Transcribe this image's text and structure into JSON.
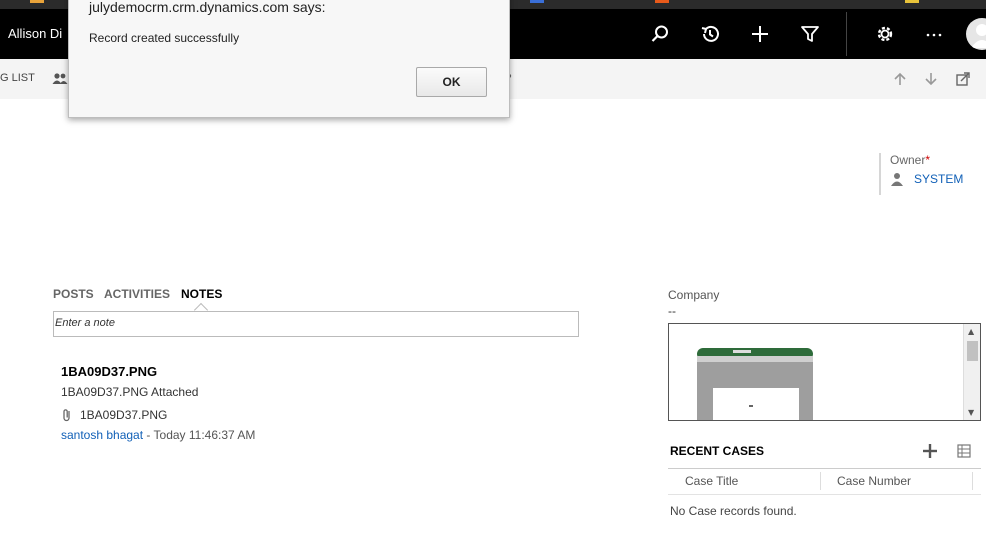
{
  "navbar": {
    "user_name": "Allison Di",
    "icons": [
      "search-icon",
      "history-icon",
      "plus-icon",
      "filter-icon",
      "settings-icon",
      "more-icon",
      "avatar"
    ]
  },
  "commandbar": {
    "partial_label": "G LIST",
    "overflow": "•"
  },
  "owner": {
    "label": "Owner",
    "required_mark": "*",
    "value": "SYSTEM"
  },
  "tabs": [
    {
      "label": "POSTS",
      "active": false
    },
    {
      "label": "ACTIVITIES",
      "active": false
    },
    {
      "label": "NOTES",
      "active": true
    }
  ],
  "notes": {
    "input_placeholder": "Enter a note",
    "items": [
      {
        "title": "1BA09D37.PNG",
        "text": "1BA09D37.PNG Attached",
        "attachment": "1BA09D37.PNG",
        "author": "santosh bhagat",
        "separator": " - ",
        "time": "Today 11:46:37 AM"
      }
    ]
  },
  "company": {
    "label": "Company",
    "value": "--"
  },
  "recent_cases": {
    "title": "RECENT CASES",
    "columns": [
      "Case Title",
      "Case Number"
    ],
    "empty_message": "No Case records found."
  },
  "dialog": {
    "title": "julydemocrm.crm.dynamics.com says:",
    "message": "Record created successfully",
    "ok_label": "OK"
  },
  "colors": {
    "navbar_bg": "#000000",
    "link_blue": "#1160b7",
    "required_red": "#cc0000"
  }
}
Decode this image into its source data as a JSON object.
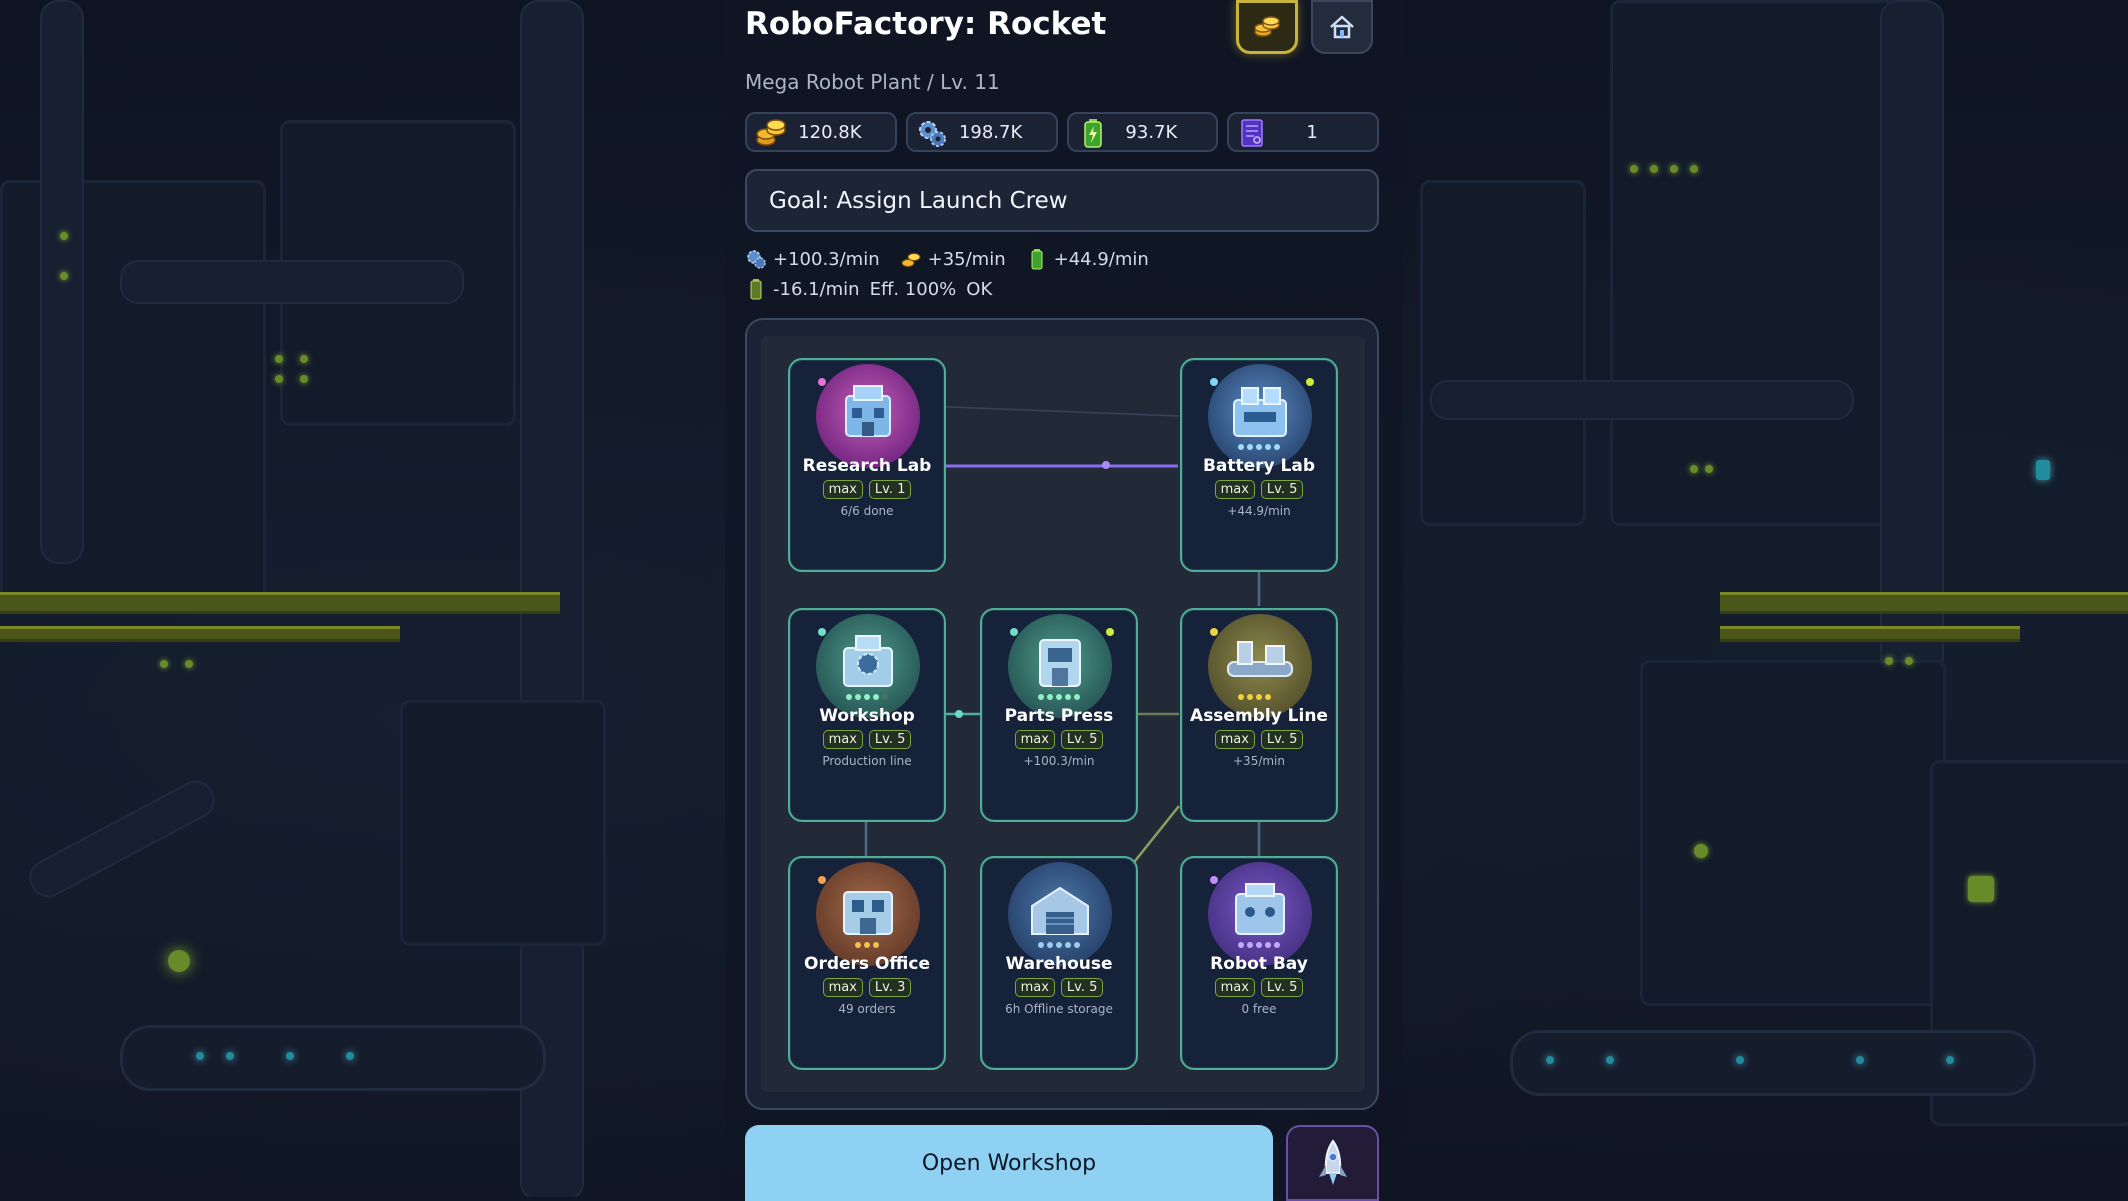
{
  "header": {
    "title": "RoboFactory: Rocket",
    "subtitle": "Mega Robot Plant / Lv. 11",
    "coin_button_icon": "coin-stack-icon",
    "home_button_icon": "home-icon"
  },
  "resources": [
    {
      "icon": "coins-icon",
      "value": "120.8K",
      "color": "#f0b52c"
    },
    {
      "icon": "gears-icon",
      "value": "198.7K",
      "color": "#6aa6e6"
    },
    {
      "icon": "battery-icon",
      "value": "93.7K",
      "color": "#5bd34a"
    },
    {
      "icon": "blueprint-icon",
      "value": "1",
      "color": "#6a45d8"
    }
  ],
  "goal": {
    "text": "Goal: Assign Launch Crew"
  },
  "rates": {
    "gears": "+100.3/min",
    "coins": "+35/min",
    "battery": "+44.9/min",
    "battery_drain": "-16.1/min",
    "efficiency": "Eff. 100%",
    "status": "OK"
  },
  "buildings": {
    "research_lab": {
      "name": "Research Lab",
      "max": "max",
      "level": "Lv. 1",
      "info": "6/6 done"
    },
    "battery_lab": {
      "name": "Battery Lab",
      "max": "max",
      "level": "Lv. 5",
      "info": "+44.9/min"
    },
    "workshop": {
      "name": "Workshop",
      "max": "max",
      "level": "Lv. 5",
      "info": "Production line"
    },
    "parts_press": {
      "name": "Parts Press",
      "max": "max",
      "level": "Lv. 5",
      "info": "+100.3/min"
    },
    "assembly_line": {
      "name": "Assembly Line",
      "max": "max",
      "level": "Lv. 5",
      "info": "+35/min"
    },
    "orders_office": {
      "name": "Orders Office",
      "max": "max",
      "level": "Lv. 3",
      "info": "49 orders"
    },
    "warehouse": {
      "name": "Warehouse",
      "max": "max",
      "level": "Lv. 5",
      "info": "6h Offline storage"
    },
    "robot_bay": {
      "name": "Robot Bay",
      "max": "max",
      "level": "Lv. 5",
      "info": "0 free"
    }
  },
  "actions": {
    "open_label": "Open Workshop",
    "rocket_icon": "rocket-icon"
  },
  "colors": {
    "accent_green": "#4fae96",
    "tag_border": "#7ca73c",
    "button_blue": "#8fd1f2",
    "link_purple": "#8a6cf0"
  }
}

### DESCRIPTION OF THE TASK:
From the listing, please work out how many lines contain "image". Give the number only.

### EXPECTED OUTPUT:
2